From time to time, I get unsolicited messages from bookish companies asking me to try their products. And I guess it works, because I’m always curious about whether these sites are legit!
Today, I’m reviewing the ARC/author service company Itsy Bitsy Book Bits so you don’t have to. (And to be honest, I don’t think you should).
Why I got solicited and why I’m skeptical
I got an email from Itsy Bitsy Book Bits a few months ago. It looked like this:
I don’t know about you, but there’s something about this email that gave me some orange flags. I’m not sure if they intended it this way, but the different fonts and spacings especially reminded me of a phishing email trying to get past the filters of email providers.
This email was also sent to me as a newsletter… and I don’t remember signing up for it. Maybe I did and I just forgot, which is totally possible But if I didn’t, it feels a little invasive. How did the company get my email address, considering that I don’t even publish my email address on my blog? Did another company sell my info?
To be fair, Itsy Bitsy Book Bits seems to be a legit company…
This company does many bookish things. They distribute ARCs, set up book tours for authors, offer beta reading, and offer social media management – among other things.
I was able to find legitimate authors speaking about this service on their website and in the front matter of their books themselves. I found that they had many positive reviews on Booksy and on their Facebook page. And, I didn’t get any hits when searching up “Itsy Bitsy Book Bits scam” which is a good sign.
… But I wouldn’t recommend them for ARCs/book tours

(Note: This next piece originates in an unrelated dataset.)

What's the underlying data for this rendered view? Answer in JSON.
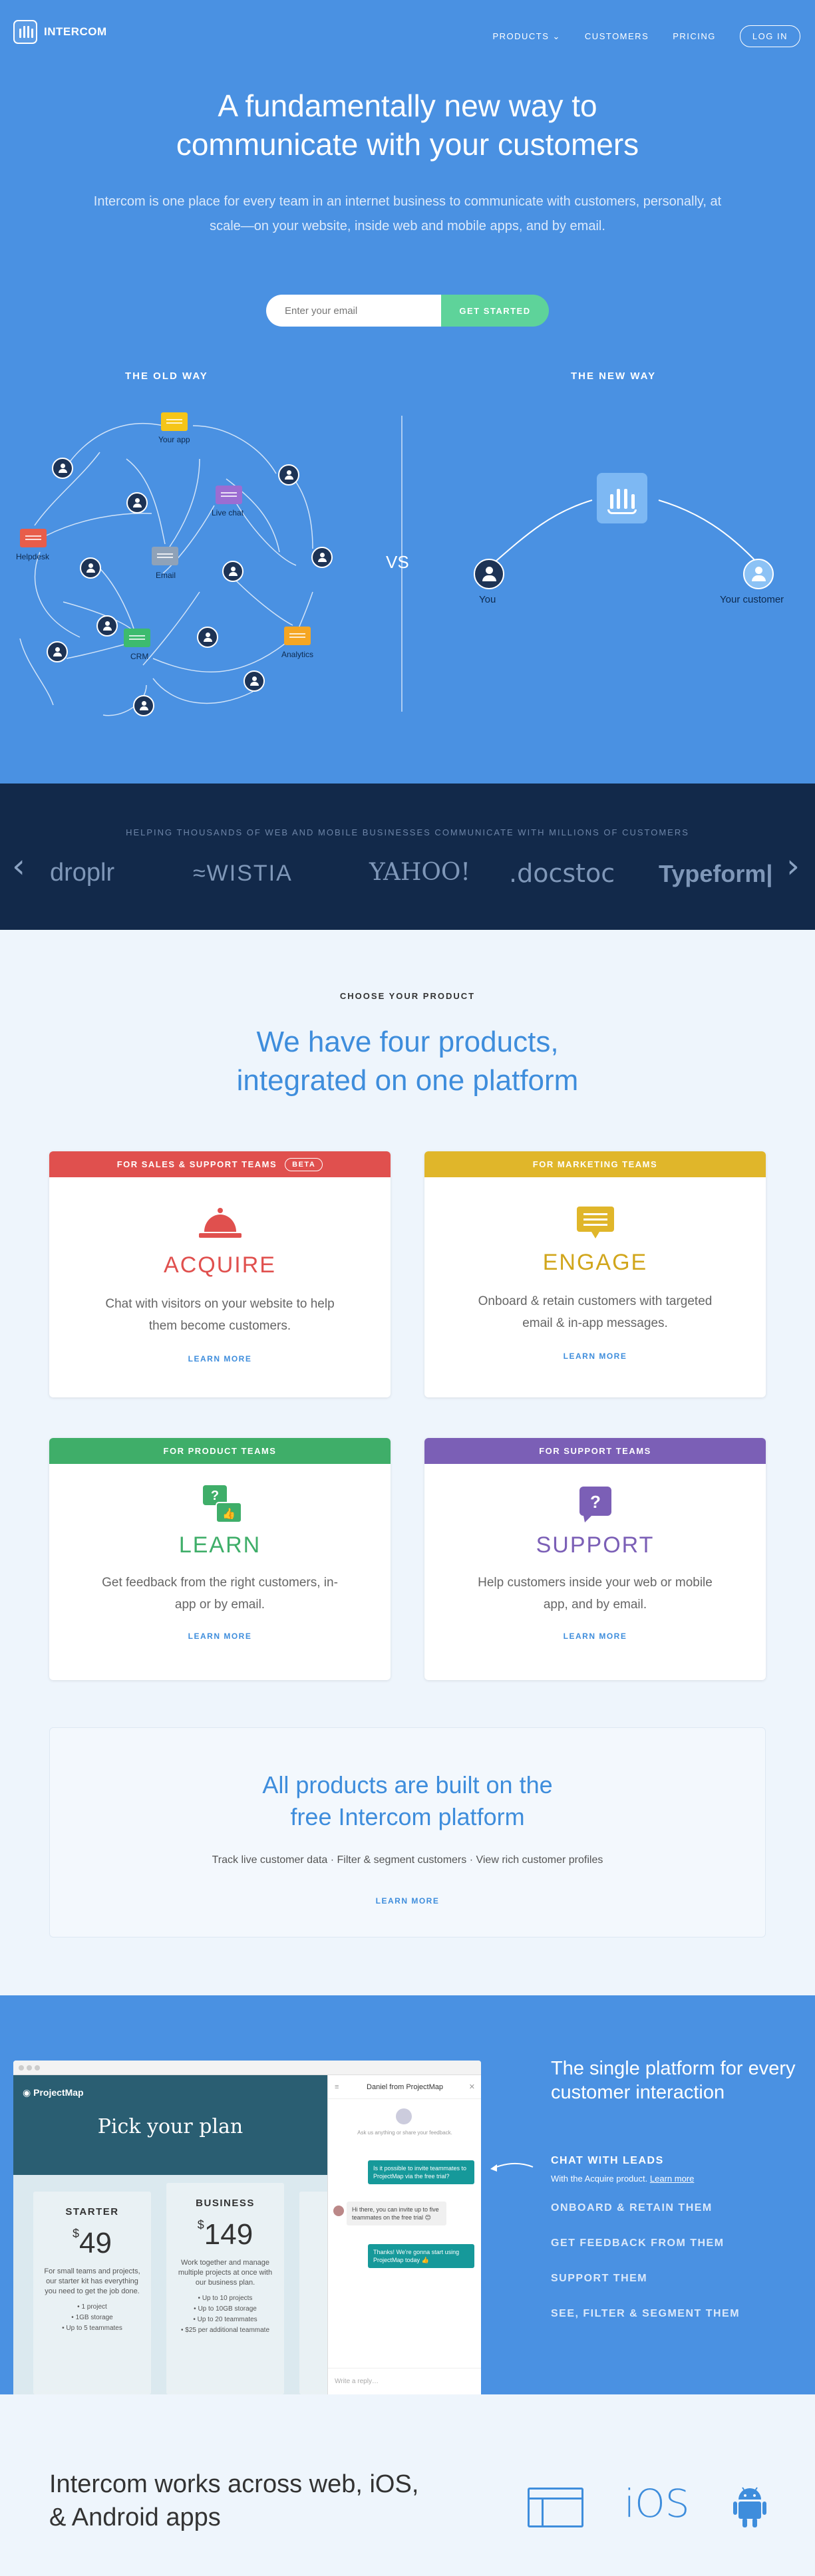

The first problem is that the website is incredibly difficult to browse. Especially when compared to their competitors like BookSprout and NetGalley. I don’t even know what to take a screenshot of for this blog, that’s how messy I find it! I can’t imagine it’s particularly accessible to people who use technology like screen readers either.
There doesn’t seem to be any filtering system for readers to find what they want. Also, reviewers have to apply to join the review team using their Facebook group and request books using Google Forms. I think this system is inefficient and poor for privacy protection.
Second, I’m very skeptical about their reviewer policy (from their Become a Reviewer page).
I’ve been an ARC reader for several websites before and I have never seen a website asking reviewers to sign an NDA. Unless I’m missing something, it’s not standard practise for ARCs. And fairly or unfairly, it leads me to believe that this company is unfamiliar with what book bloggers and reviewers actually do.
I’m not sure why the NDA is needed. What are the terms of the NDA? What do they try to bind reviewers to? Is it even legally enforceable? My law student spidey senses are tingling… and not in a good way.
I usually try to review a book with the service in order to give a full sense of the website, but I am very uncomfortable with signing an NDA to be an ARC reader. There are plenty of other websites with great ARCs that don’t require this of their readers.
I appreciate that everyone has different experiences with bookish companies. But from what I’ve seen from Itsy Bitsy Book Bits, I feel uncomfortable using it or recommending it to anyone else in the bookish community.
This is another one of my bookish site reviews. If you’re interested in reading more, I have posts on NetGalley, Readerly, Reedsy Discovery, and more. You can find a master list to all my discussion posts here.
Have you ever heard of Itsy Bitsy Book Bits? Have you worked with them before and if so, what was your experience like?